Color blindness can happen when a lot of the color cone cells are absent, not functional, or find a different color than normal. Severe color blindness occurs when all three cone cells are absent. Mild color blindness occurs in the event when the cone cells exist but one cone cell does not work accurately.
There are different levels of color blindness. Some people with light color deficiencies could see colors generally in good lighting but have difficulty in dim lighting. Others can’t distinguish certain colors in any light condition. The most severe type of color blindness, where everything is seen in shades of gray, is uncommon.
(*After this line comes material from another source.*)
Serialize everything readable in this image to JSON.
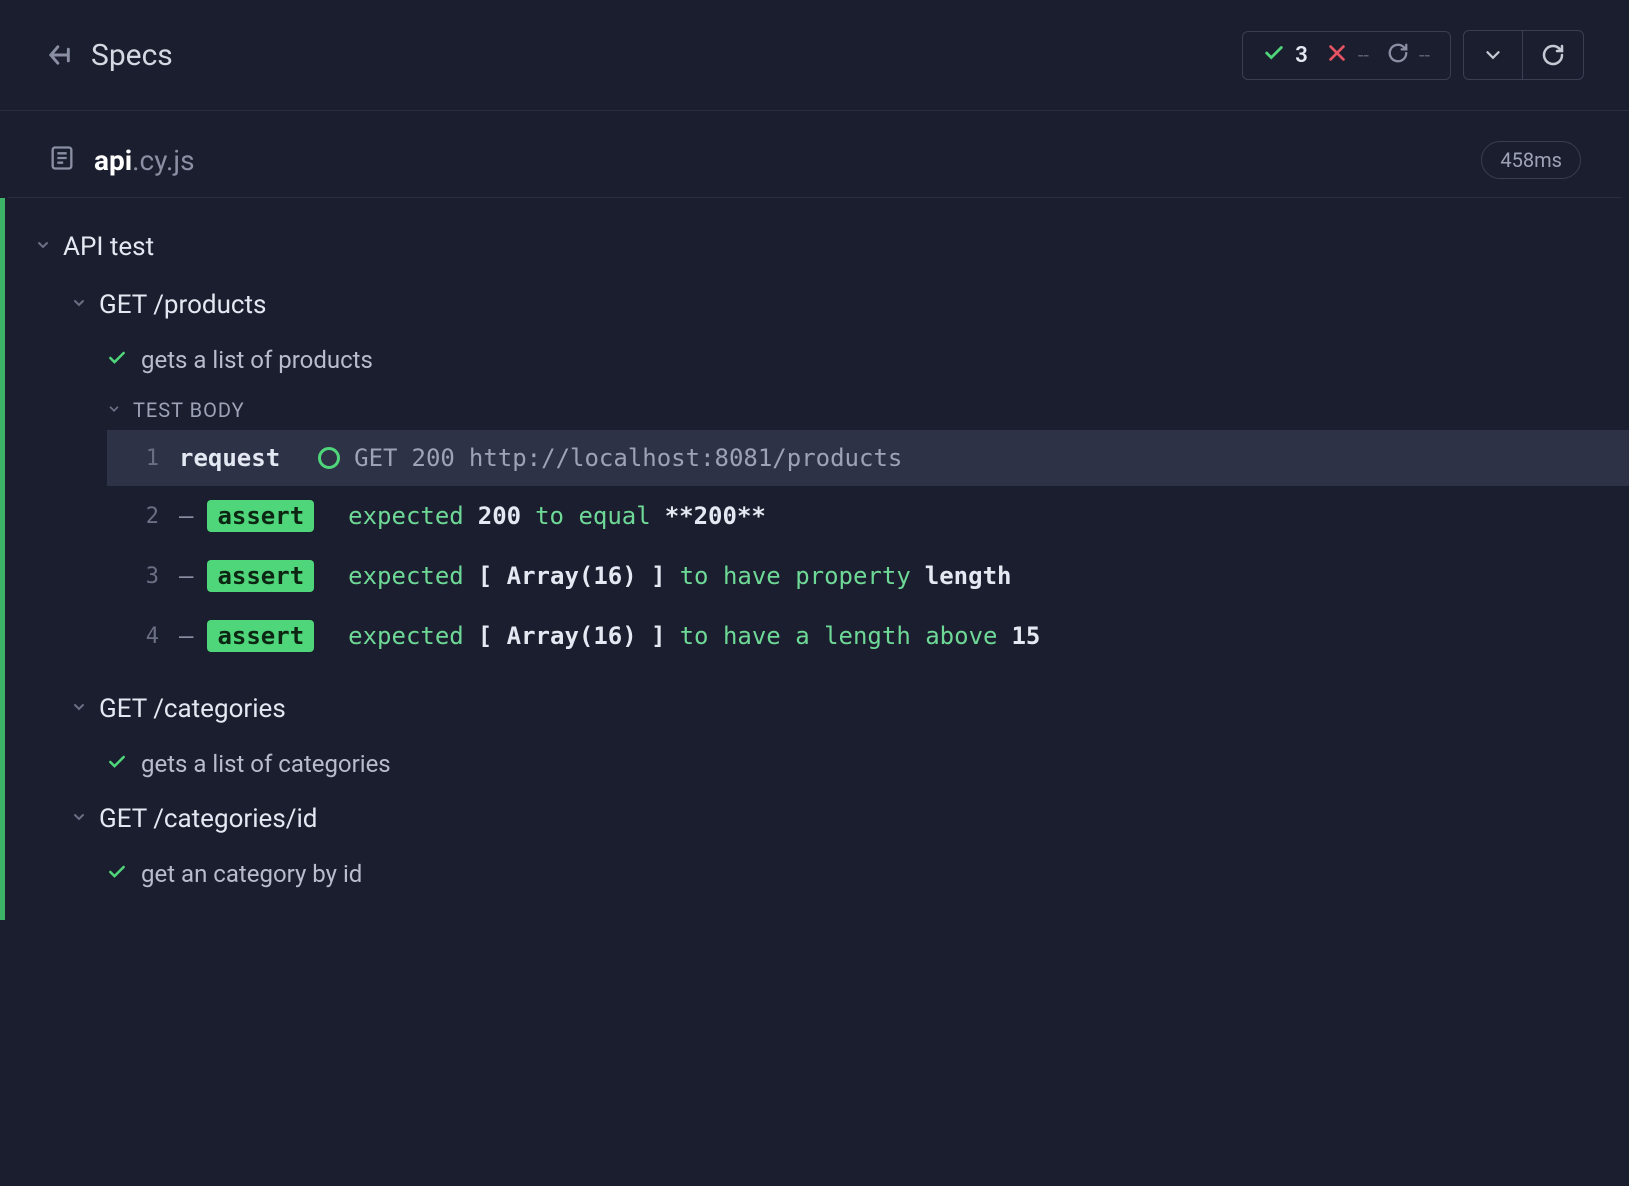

It generally affects both eyes evenly and remains stable during one’s lifetime.
Color blindness is generally something which you have from birth however, you may also develop it later in life. Change in color vision can signify a more severe illness. Anybody who experiences a significant change in color perception must see an ophthalmologist.
Treatment for Color Blindness
There’s absolutely no cure for color blindness. Nonetheless, folks with red-green color blindness might be able to use a distinctive pair of lenses to help them perceive colors more precisely. These lenses can only be used outdoors under bright lighting conditions. Visual aids also have been developed to help individuals cope with color blindness. There are iPhone and iPad programs, as an instance, that help people with color blindness discriminate in colors. A number of these apps enable users to snap a photo and tap it everywhere on the image to see the color of the area. More complex apps make it possible for users to find out both color and shades of color. These kinds of apps can be useful in picking ripe fruits like bananas, or finding complementary colors when picking out garments.